▶ [Task description]
Retype all the data word for word.

▶ [Material supplied]

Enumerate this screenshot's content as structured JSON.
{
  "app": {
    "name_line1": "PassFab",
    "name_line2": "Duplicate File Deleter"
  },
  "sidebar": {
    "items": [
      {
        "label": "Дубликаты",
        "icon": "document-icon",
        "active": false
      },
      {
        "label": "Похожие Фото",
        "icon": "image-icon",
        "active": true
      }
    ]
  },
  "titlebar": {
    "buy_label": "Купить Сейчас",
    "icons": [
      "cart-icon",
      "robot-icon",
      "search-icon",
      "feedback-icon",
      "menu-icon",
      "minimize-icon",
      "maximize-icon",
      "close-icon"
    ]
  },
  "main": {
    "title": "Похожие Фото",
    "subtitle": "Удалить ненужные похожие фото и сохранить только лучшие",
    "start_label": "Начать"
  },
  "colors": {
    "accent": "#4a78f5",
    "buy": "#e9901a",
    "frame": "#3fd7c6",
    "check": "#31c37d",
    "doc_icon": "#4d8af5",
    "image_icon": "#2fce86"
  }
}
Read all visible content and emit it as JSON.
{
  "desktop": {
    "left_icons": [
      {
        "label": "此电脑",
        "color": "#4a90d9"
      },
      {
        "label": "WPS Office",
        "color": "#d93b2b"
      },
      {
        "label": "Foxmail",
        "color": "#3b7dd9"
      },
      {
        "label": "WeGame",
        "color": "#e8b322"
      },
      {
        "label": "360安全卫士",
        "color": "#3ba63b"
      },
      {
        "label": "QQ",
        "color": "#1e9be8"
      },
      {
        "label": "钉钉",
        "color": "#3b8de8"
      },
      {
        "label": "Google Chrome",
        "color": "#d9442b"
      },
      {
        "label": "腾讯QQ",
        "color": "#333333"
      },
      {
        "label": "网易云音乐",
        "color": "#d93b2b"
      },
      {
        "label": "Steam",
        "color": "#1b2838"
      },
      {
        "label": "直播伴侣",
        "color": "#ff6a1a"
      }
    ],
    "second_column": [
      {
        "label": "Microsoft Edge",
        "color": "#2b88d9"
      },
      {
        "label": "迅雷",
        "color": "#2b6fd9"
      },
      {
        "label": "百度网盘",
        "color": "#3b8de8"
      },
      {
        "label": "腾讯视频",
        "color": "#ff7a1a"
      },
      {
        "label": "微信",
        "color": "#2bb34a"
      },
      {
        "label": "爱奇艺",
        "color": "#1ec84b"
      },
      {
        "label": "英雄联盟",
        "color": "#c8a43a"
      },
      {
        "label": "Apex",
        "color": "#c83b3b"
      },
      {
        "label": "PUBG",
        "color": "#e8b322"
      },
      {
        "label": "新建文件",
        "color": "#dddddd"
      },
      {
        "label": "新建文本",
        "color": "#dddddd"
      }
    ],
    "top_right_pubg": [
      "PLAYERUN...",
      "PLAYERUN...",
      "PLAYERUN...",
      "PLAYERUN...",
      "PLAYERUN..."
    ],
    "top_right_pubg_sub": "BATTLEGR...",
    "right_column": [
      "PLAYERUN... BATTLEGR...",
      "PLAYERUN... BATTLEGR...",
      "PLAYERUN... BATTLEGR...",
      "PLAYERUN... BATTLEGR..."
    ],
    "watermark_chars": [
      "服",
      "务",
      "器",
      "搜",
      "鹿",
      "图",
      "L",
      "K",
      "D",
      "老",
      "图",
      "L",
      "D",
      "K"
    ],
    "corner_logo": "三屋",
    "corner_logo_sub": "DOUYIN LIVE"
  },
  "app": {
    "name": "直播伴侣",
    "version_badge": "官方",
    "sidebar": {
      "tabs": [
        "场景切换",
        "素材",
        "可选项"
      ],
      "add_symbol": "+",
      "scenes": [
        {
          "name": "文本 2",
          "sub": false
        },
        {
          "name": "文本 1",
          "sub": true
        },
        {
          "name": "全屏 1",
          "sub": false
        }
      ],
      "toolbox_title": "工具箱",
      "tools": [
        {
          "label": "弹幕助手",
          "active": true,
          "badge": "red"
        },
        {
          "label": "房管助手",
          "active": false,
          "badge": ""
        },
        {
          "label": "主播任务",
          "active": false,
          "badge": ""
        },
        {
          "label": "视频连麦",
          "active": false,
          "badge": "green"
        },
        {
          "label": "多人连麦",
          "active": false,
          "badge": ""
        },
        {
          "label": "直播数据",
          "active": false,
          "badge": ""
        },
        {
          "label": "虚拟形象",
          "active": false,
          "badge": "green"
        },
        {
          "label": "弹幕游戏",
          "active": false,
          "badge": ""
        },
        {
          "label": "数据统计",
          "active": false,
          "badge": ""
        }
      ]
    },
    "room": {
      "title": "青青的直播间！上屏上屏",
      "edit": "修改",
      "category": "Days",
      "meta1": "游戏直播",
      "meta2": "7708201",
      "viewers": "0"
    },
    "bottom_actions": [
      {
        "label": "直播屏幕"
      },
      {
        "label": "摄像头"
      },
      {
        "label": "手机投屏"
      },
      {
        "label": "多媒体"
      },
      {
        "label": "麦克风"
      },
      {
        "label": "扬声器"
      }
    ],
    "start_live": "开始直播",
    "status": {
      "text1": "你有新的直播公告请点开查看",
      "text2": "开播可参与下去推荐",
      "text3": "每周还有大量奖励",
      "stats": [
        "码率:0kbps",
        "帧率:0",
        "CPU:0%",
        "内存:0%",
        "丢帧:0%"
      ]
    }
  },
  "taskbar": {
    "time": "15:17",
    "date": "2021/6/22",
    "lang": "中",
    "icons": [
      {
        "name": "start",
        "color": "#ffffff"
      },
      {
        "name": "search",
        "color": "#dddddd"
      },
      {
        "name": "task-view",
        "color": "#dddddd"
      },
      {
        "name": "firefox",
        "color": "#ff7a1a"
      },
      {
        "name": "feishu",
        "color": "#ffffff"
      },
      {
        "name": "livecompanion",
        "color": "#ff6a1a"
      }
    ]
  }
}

▶ [Response]
Enumerate this screenshot's content as structured JSON.
{
  "app": {
    "name_line1": "PassFab",
    "name_line2": "Duplicate File Deleter"
  },
  "sidebar": {
    "items": [
      {
        "label": "Дубликаты",
        "icon": "document-icon",
        "active": false
      },
      {
        "label": "Похожие Фото",
        "icon": "image-icon",
        "active": true
      }
    ]
  },
  "titlebar": {
    "buy_label": "Купить Сейчас",
    "icons": [
      "cart-icon",
      "robot-icon",
      "search-icon",
      "feedback-icon",
      "menu-icon",
      "minimize-icon",
      "maximize-icon",
      "close-icon"
    ]
  },
  "main": {
    "title": "Похожие Фото",
    "subtitle": "Удалить ненужные похожие фото и сохранить только лучшие",
    "start_label": "Начать"
  },
  "colors": {
    "accent": "#4a78f5",
    "buy": "#e9901a",
    "frame": "#3fd7c6",
    "check": "#31c37d",
    "doc_icon": "#4d8af5",
    "image_icon": "#2fce86"
  }
}
Read all visible content and emit it as JSON.
{
  "desktop": {
    "left_icons": [
      {
        "label": "此电脑",
        "color": "#4a90d9"
      },
      {
        "label": "WPS Office",
        "color": "#d93b2b"
      },
      {
        "label": "Foxmail",
        "color": "#3b7dd9"
      },
      {
        "label": "WeGame",
        "color": "#e8b322"
      },
      {
        "label": "360安全卫士",
        "color": "#3ba63b"
      },
      {
        "label": "QQ",
        "color": "#1e9be8"
      },
      {
        "label": "钉钉",
        "color": "#3b8de8"
      },
      {
        "label": "Google Chrome",
        "color": "#d9442b"
      },
      {
        "label": "腾讯QQ",
        "color": "#333333"
      },
      {
        "label": "网易云音乐",
        "color": "#d93b2b"
      },
      {
        "label": "Steam",
        "color": "#1b2838"
      },
      {
        "label": "直播伴侣",
        "color": "#ff6a1a"
      }
    ],
    "second_column": [
      {
        "label": "Microsoft Edge",
        "color": "#2b88d9"
      },
      {
        "label": "迅雷",
        "color": "#2b6fd9"
      },
      {
        "label": "百度网盘",
        "color": "#3b8de8"
      },
      {
        "label": "腾讯视频",
        "color": "#ff7a1a"
      },
      {
        "label": "微信",
        "color": "#2bb34a"
      },
      {
        "label": "爱奇艺",
        "color": "#1ec84b"
      },
      {
        "label": "英雄联盟",
        "color": "#c8a43a"
      },
      {
        "label": "Apex",
        "color": "#c83b3b"
      },
      {
        "label": "PUBG",
        "color": "#e8b322"
      },
      {
        "label": "新建文件",
        "color": "#dddddd"
      },
      {
        "label": "新建文本",
        "color": "#dddddd"
      }
    ],
    "top_right_pubg": [
      "PLAYERUN...",
      "PLAYERUN...",
      "PLAYERUN...",
      "PLAYERUN...",
      "PLAYERUN..."
    ],
    "top_right_pubg_sub": "BATTLEGR...",
    "right_column": [
      "PLAYERUN... BATTLEGR...",
      "PLAYERUN... BATTLEGR...",
      "PLAYERUN... BATTLEGR...",
      "PLAYERUN... BATTLEGR..."
    ],
    "watermark_chars": [
      "服",
      "务",
      "器",
      "搜",
      "鹿",
      "图",
      "L",
      "K",
      "D",
      "老",
      "图",
      "L",
      "D",
      "K"
    ],
    "corner_logo": "三屋",
    "corner_logo_sub": "DOUYIN LIVE"
  },
  "app": {
    "name": "直播伴侣",
    "version_badge": "官方",
    "sidebar": {
      "tabs": [
        "场景切换",
        "素材",
        "可选项"
      ],
      "add_symbol": "+",
      "scenes": [
        {
          "name": "文本 2",
          "sub": false
        },
        {
          "name": "文本 1",
          "sub": true
        },
        {
          "name": "全屏 1",
          "sub": false
        }
      ],
      "toolbox_title": "工具箱",
      "tools": [
        {
          "label": "弹幕助手",
          "active": true,
          "badge": "red"
        },
        {
          "label": "房管助手",
          "active": false,
          "badge": ""
        },
        {
          "label": "主播任务",
          "active": false,
          "badge": ""
        },
        {
          "label": "视频连麦",
          "active": false,
          "badge": "green"
        },
        {
          "label": "多人连麦",
          "active": false,
          "badge": ""
        },
        {
          "label": "直播数据",
          "active": false,
          "badge": ""
        },
        {
          "label": "虚拟形象",
          "active": false,
          "badge": "green"
        },
        {
          "label": "弹幕游戏",
          "active": false,
          "badge": ""
        },
        {
          "label": "数据统计",
          "active": false,
          "badge": ""
        }
      ]
    },
    "room": {
      "title": "青青的直播间！上屏上屏",
      "edit": "修改",
      "category": "Days",
      "meta1": "游戏直播",
      "meta2": "7708201",
      "viewers": "0"
    },
    "bottom_actions": [
      {
        "label": "直播屏幕"
      },
      {
        "label": "摄像头"
      },
      {
        "label": "手机投屏"
      },
      {
        "label": "多媒体"
      },
      {
        "label": "麦克风"
      },
      {
        "label": "扬声器"
      }
    ],
    "start_live": "开始直播",
    "status": {
      "text1": "你有新的直播公告请点开查看",
      "text2": "开播可参与下去推荐",
      "text3": "每周还有大量奖励",
      "stats": [
        "码率:0kbps",
        "帧率:0",
        "CPU:0%",
        "内存:0%",
        "丢帧:0%"
      ]
    }
  },
  "taskbar": {
    "time": "15:17",
    "date": "2021/6/22",
    "lang": "中",
    "icons": [
      {
        "name": "start",
        "color": "#ffffff"
      },
      {
        "name": "search",
        "color": "#dddddd"
      },
      {
        "name": "task-view",
        "color": "#dddddd"
      },
      {
        "name": "firefox",
        "color": "#ff7a1a"
      },
      {
        "name": "feishu",
        "color": "#ffffff"
      },
      {
        "name": "livecompanion",
        "color": "#ff6a1a"
      }
    ]
  }
}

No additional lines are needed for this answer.